In Consumer Reports’ latest Ratings of sunscreens, Up & Up (Target) Continuous Spray Sport SPF 50 and Equate (Wal-Mart) Ultra Protection Lotion SPF 50 earned the highest scores in tests and were among the least expensive.
Some of the priciest sunscreens that were tested offered less than their labeled SPF value, a measure of protection from burning UVB rays.
The Food and Drug Administration (FDA) has new rules governing sunscreens. According to the agency, one of the most important requirements is the testing and labeling that identifies sunscreens that are “broad spectrum.” Broad spectrum means that the sunscreen should offer protection against UVB and UVA rays.

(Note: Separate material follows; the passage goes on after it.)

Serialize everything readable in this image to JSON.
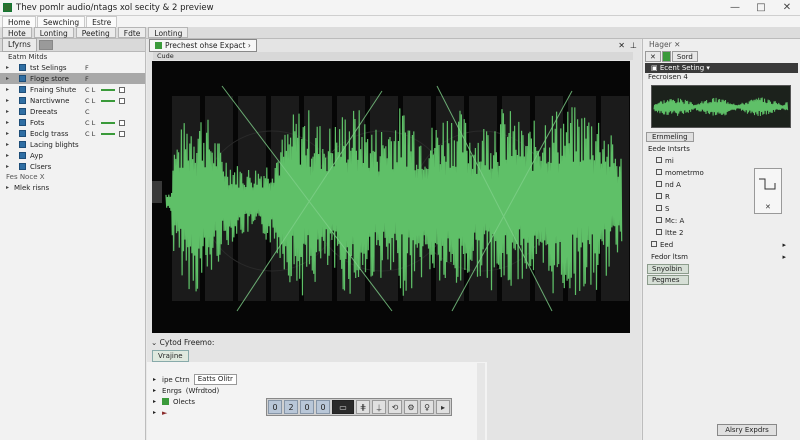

Consumer Reports evaluated 12 sunscreens for their effectiveness at protecting against UVA and UVB rays — both of which can cause skin cancer. Six sunscreens, including the top-scoring products from Target and Wal-Mart, Coppertone Water Babies SPF 50 lotion and Walgreens Sport Continuous Spray SPF 50 (another store brand) rated Very Good overall. They guarded against UVB rays before and after 80 minutes under water and were Very Good against UVA rays — all at a cost of $1.67 or less per ounce.
Tests also showed that paying more may not buy more protection — the least effective sunscreens were among the priciest.
While there are potential safety concerns associated with several sunscreen ingredients based on animal study findings, Consumer Reports continues to recommend the use of sunscreen as part of a broad approach to sun protection.
Consumer Reports suggests using one of its Recommended sunscreens or choosing a product that claims broad-spectrum protection, has a claimed SPF of at least 40 and is water resistant. To stay safe, limit time in the sun, reapply sunscreen every two hours while outdoors and, if possible, wear protective clothing, a hat and sunglasses. And keep in mind the following tips when using any sunscreen:
— Proper application. Apply sunscreen 15 to 30 minutes before sun exposure. Use at least 2 to 3 tablespoons of lotion to cover exposed skin. For sprays, use as much as can be rubbed in, then repeat. Reapply every two hours or after swimming or excessive sweating. Sprays are flammable, so allow them to dry before going near an open flame.
— Proper storage. Don’t store sunscreen in a hot car — it may degrade faster. Skiers take note: Once frozen, sunscreens may lose effectiveness. The FDA requires manufacturers provide an expiration date or show that a product will remain stable (but not necessarily maintain its SPF) for at least three years. Consumers who buy sunscreen without an expiration date should write the date of purchase on the bottle and toss it once it’s two years old.
HOW SAFE IS SUNSCREEN?
Skin cancer is the most common cancer in the U.S., and the benefits of sunscreens outweigh potential risks from their ingredients. That said, animal studies have raised some concerns. Nanoparticles of titanium dioxide and zinc oxide have been linked to reproductive and developmental issues in animals.
Retinoids, part of the vitamin A family and an inactive ingredient in some sunscreens, have caused an increase in skin cancers in mice. There’s also a risk of birth defects in people taking oral acne medications containing retinoids, though they differ from the retinoids in sunscreens. As a precaution, pregnant women may want to choose a sunscreen without the ingredient retinol or retinyl palmitate.
Animal studies have indicated that oxybenzone, which is in many sunscreens, may interfere with hormones in the body. The jury is still out on any harm from inhaling spray sunscreens. Until the FDA releases results of an ongoing study, avoid using sprays on kids, and spray sunscreen onto your hands before applying it to your face.